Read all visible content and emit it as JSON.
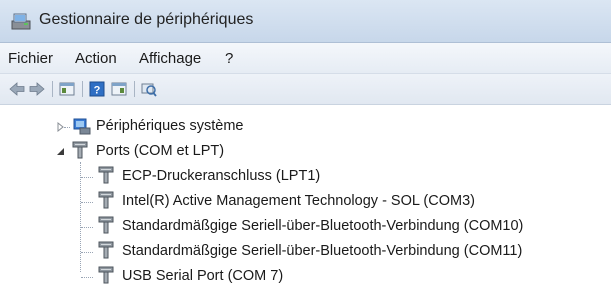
{
  "window": {
    "title": "Gestionnaire de périphériques"
  },
  "menu": {
    "items": [
      "Fichier",
      "Action",
      "Affichage",
      "?"
    ]
  },
  "toolbar": {
    "icons": [
      "back-icon",
      "forward-icon",
      "properties-icon",
      "help-icon",
      "view-icon",
      "scan-hardware-icon"
    ]
  },
  "tree": {
    "system_devices": "Périphériques système",
    "ports": "Ports (COM et LPT)",
    "children": [
      "ECP-Druckeranschluss (LPT1)",
      "Intel(R) Active Management Technology - SOL (COM3)",
      "Standardmäßgige Seriell-über-Bluetooth-Verbindung (COM10)",
      "Standardmäßgige Seriell-über-Bluetooth-Verbindung (COM11)",
      "USB Serial Port (COM 7)"
    ]
  }
}
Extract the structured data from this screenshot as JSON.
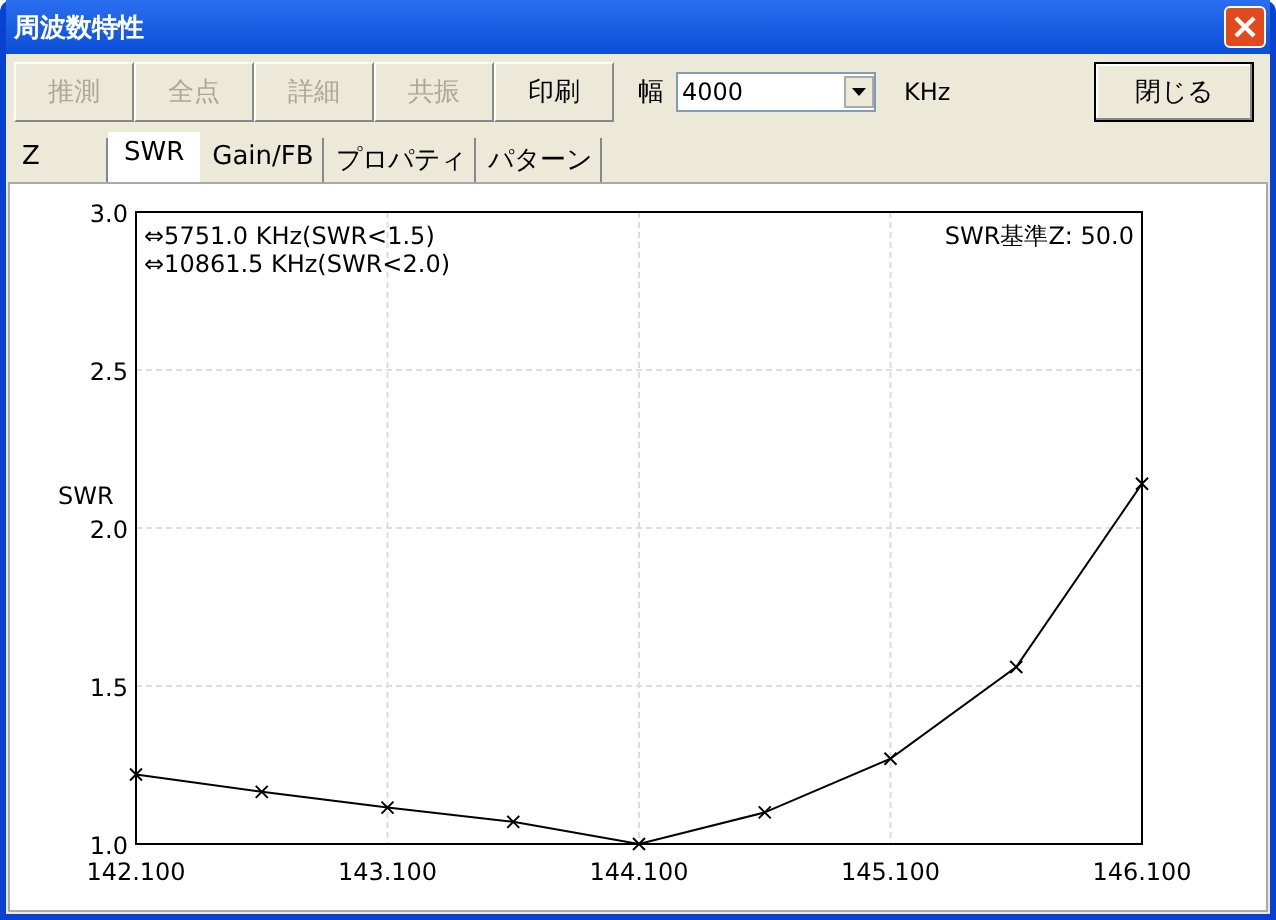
{
  "window": {
    "title": "周波数特性"
  },
  "toolbar": {
    "buttons": [
      {
        "label": "推測",
        "disabled": true
      },
      {
        "label": "全点",
        "disabled": true
      },
      {
        "label": "詳細",
        "disabled": true
      },
      {
        "label": "共振",
        "disabled": true
      },
      {
        "label": "印刷",
        "disabled": false
      }
    ],
    "width_label": "幅",
    "width_value": "4000",
    "width_unit": "KHz",
    "close_button": "閉じる"
  },
  "tabs": [
    {
      "label": "Z",
      "selected": false
    },
    {
      "label": "SWR",
      "selected": true
    },
    {
      "label": "Gain/FB",
      "selected": false
    },
    {
      "label": "プロパティ",
      "selected": false
    },
    {
      "label": "パターン",
      "selected": false
    }
  ],
  "swr_panel": {
    "reference_impedance": "SWR基準Z: 50.0",
    "chart_data": {
      "type": "line",
      "ylabel": "SWR",
      "x": [
        142.1,
        142.6,
        143.1,
        143.6,
        144.1,
        144.6,
        145.1,
        145.6,
        146.1
      ],
      "grid": true,
      "series": [
        {
          "marker": "x",
          "color": "#000000",
          "values": [
            1.22,
            1.165,
            1.115,
            1.07,
            1.0,
            1.1,
            1.27,
            1.56,
            2.14
          ]
        }
      ],
      "xlim": [
        142.1,
        146.1
      ],
      "ylim": [
        1.0,
        3.0
      ],
      "xticks": [
        {
          "value": 142.1,
          "label": "142.100"
        },
        {
          "value": 143.1,
          "label": "143.100"
        },
        {
          "value": 144.1,
          "label": "144.100"
        },
        {
          "value": 145.1,
          "label": "145.100"
        },
        {
          "value": 146.1,
          "label": "146.100"
        }
      ],
      "yticks": [
        {
          "value": 1.0,
          "label": "1.0"
        },
        {
          "value": 1.5,
          "label": "1.5"
        },
        {
          "value": 2.0,
          "label": "2.0"
        },
        {
          "value": 2.5,
          "label": "2.5"
        },
        {
          "value": 3.0,
          "label": "3.0"
        }
      ],
      "annotations": [
        "⇔5751.0 KHz(SWR<1.5)",
        "⇔10861.5 KHz(SWR<2.0)"
      ]
    }
  }
}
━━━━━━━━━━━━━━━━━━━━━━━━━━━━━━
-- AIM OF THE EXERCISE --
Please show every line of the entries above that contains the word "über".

-- EXERCISE RESPONSE --
      "Standardmäßgige Seriell-über-Bluetooth-Verbindung (COM10)",
      "Standardmäßgige Seriell-über-Bluetooth-Verbindung (COM11)",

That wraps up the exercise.